One method is to observe customers first-hand in typical situations and encounters, known as ethnographic research. Corel does this with a program it calls “Follow Me Home” (an idea it got from Intuit); the company watches customers use its products in the comfort of their own homes. Corel’s global chief of product marketing, Jacqueline Martense, explains, “The dialogue you inspire with customers and employees is where real insight comes from.” (Fast Company, August 2005)
Another way to get close to customers is to form an advisory research panel drawn from heavy category users or long-time loyalists. Hallmark has its “Idea Exchange,” a Web site that it uses to collect instant feedback from approximately 1,000 consumers grouped into five communities, each representing a different market segment.
Similarly, toy company Lego has a site it calls “MyOpinions” where customers get a chance to share thoughts with each other, answer pertinent questions (“What are the main factors that determine whether you will place an order?”) and submit their own product suggestions (while freely commenting on the ideas of others).
Source: “All That Should Ever Matter Is What Really Matters to Customers”

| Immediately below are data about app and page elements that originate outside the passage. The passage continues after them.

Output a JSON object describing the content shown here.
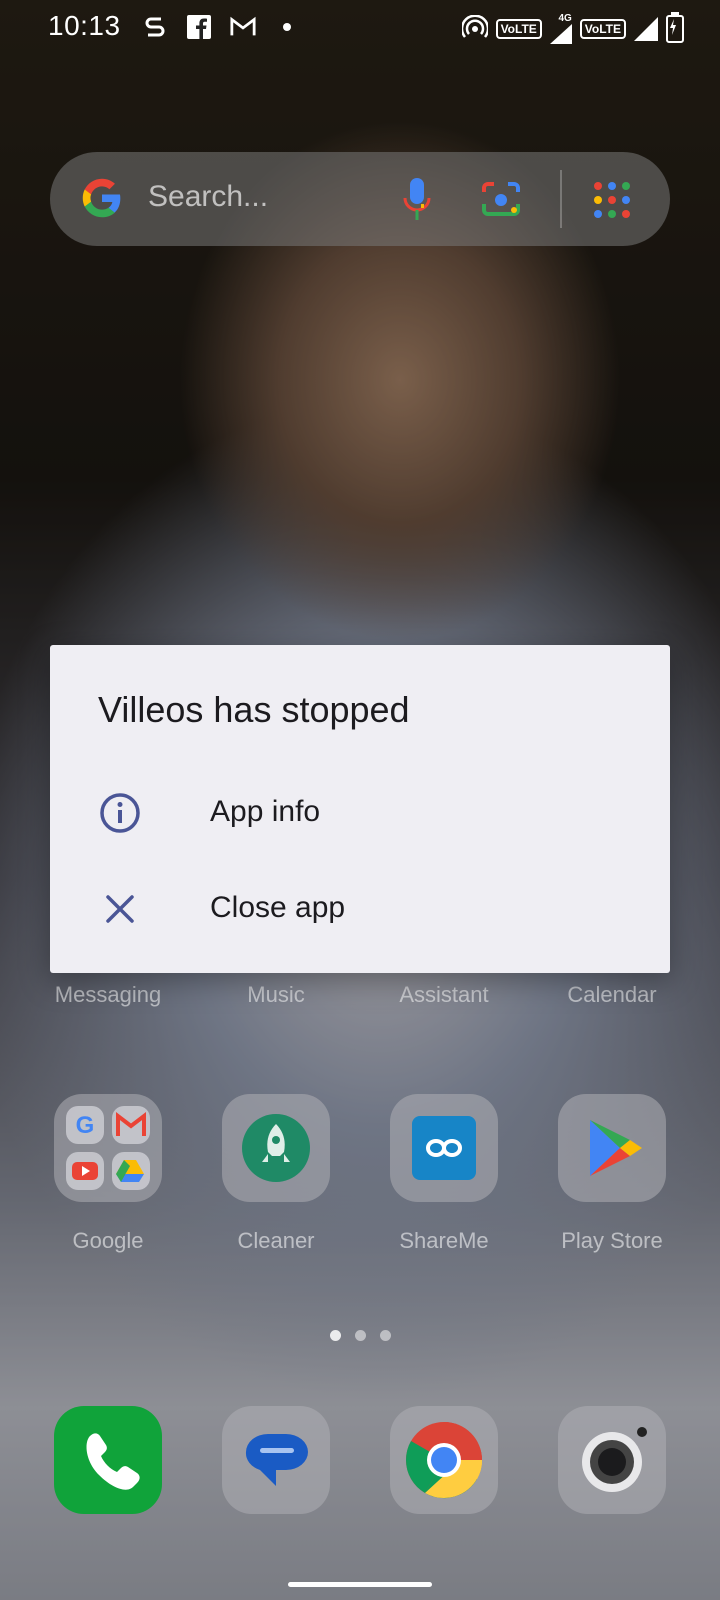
{
  "status_bar": {
    "time": "10:13",
    "left_icons": [
      "notification-s-icon",
      "facebook-icon",
      "gmail-icon",
      "dot-icon"
    ],
    "right_icons": [
      "hotspot-icon",
      "volte-icon",
      "4g-signal-icon",
      "volte-icon",
      "signal-icon",
      "battery-charging-icon"
    ],
    "volte_label": "VoLTE",
    "network_label": "4G"
  },
  "search": {
    "placeholder": "Search..."
  },
  "home": {
    "row1_labels": [
      "Messaging",
      "Music",
      "Assistant",
      "Calendar"
    ],
    "row2": [
      {
        "label": "Google"
      },
      {
        "label": "Cleaner"
      },
      {
        "label": "ShareMe"
      },
      {
        "label": "Play Store"
      }
    ],
    "dock": [
      "phone-icon",
      "messages-icon",
      "chrome-icon",
      "camera-icon"
    ]
  },
  "dialog": {
    "title": "Villeos has stopped",
    "options": [
      {
        "label": "App info",
        "icon": "info-icon"
      },
      {
        "label": "Close app",
        "icon": "close-icon"
      }
    ]
  },
  "colors": {
    "dialog_bg": "#efeef3",
    "dialog_icon": "#4a5596"
  }
}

Original Publication: MarketingProfs
Subjects: Customer-Related, Market Research